I don't agree with everything Green says here (though the Webb telescope does sound pretty awesome), but the gist of his idea goes back to "Switch": We need to find the bright spots, and do those things more.
It's a simple formula, really, and one that can be applied to any number of nonprofit tech problems:
- Need to increase your web traffic? Find out what type of posts on your blog get the most traffic, and do those kinds of posts more. Are most people coming from Twitter? Post your stuff on Twitter more.
- Need to increase your Twitter followers, because your management insists on using that as a metric of success? Find out what posts get retweeted the most, and post more things like that. Figure out what you did on the days you gained the most new followers, and do things like that more.
- Need to build enthusiasm for a new idea among your staff or board? Liken the new idea to something else that had broad support within your organization and worked.
- Need to get more donors?

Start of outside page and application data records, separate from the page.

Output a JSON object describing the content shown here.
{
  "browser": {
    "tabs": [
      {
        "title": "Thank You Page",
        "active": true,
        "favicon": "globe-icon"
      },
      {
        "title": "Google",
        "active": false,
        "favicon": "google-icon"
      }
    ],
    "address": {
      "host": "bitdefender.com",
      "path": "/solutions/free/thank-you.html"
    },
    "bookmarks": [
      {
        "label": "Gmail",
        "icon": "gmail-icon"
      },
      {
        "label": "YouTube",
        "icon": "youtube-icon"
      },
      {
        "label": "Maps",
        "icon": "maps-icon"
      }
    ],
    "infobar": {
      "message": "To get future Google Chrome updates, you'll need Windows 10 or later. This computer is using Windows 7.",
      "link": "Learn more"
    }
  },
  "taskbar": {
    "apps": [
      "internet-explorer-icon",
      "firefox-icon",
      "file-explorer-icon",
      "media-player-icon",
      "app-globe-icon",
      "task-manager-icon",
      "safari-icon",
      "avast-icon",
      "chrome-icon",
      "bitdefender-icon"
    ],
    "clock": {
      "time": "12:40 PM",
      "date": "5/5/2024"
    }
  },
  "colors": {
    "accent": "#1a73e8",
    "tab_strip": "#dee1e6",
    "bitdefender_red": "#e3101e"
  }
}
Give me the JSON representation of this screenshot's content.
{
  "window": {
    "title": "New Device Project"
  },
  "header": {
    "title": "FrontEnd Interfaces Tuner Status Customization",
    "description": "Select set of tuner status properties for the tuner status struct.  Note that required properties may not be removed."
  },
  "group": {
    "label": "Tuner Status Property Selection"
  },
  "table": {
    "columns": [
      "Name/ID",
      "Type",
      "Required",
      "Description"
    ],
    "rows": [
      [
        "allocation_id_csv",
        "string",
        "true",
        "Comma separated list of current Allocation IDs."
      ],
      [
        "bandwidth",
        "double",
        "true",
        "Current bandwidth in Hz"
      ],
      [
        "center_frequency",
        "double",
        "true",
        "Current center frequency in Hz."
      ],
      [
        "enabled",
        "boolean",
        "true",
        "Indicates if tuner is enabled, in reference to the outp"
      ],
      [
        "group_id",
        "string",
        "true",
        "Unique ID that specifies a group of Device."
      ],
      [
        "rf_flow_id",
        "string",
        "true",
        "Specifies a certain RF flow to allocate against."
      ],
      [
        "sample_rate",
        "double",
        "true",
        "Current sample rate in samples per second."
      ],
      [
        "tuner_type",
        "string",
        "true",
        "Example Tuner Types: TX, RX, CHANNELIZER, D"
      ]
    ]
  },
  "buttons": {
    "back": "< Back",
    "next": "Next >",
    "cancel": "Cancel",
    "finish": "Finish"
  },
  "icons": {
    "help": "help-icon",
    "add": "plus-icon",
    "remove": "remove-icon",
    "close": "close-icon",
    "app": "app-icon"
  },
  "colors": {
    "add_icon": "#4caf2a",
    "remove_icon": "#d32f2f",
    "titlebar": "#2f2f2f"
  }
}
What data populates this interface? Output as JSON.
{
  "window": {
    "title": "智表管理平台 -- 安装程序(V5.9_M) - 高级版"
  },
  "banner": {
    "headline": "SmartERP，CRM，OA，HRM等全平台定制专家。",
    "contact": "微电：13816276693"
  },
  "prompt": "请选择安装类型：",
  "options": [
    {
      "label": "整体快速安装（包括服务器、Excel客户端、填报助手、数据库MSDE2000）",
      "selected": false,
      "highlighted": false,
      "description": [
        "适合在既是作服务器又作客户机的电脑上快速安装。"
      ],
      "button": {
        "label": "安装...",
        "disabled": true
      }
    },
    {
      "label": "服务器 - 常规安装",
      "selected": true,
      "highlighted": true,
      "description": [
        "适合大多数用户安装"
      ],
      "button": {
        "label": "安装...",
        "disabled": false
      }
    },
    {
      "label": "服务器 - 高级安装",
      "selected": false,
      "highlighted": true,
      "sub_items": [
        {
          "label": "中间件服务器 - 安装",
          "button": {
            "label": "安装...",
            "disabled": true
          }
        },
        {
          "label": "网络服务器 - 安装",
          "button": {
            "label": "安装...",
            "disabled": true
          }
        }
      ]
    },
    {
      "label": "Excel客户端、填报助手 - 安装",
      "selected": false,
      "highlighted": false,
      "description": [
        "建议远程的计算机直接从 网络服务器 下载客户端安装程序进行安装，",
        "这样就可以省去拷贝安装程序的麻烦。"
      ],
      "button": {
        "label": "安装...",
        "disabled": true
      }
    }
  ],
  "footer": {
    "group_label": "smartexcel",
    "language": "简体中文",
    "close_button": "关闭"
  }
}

Look at the donors you have and analyze what they have in common: Where did you find them? What are their passions? Where could you find similar people? Then conduct a targeted search.
If you're creative, you can apply this logic to a lot of things. It's not the be-all, end-all solution, but at least it gets your brain thinking about the problem in a different way.
Because no matter how bleak things are looking, something is working. You need to find what that something is, and do it more.
Photo credit: eamoncurry123 on Flickr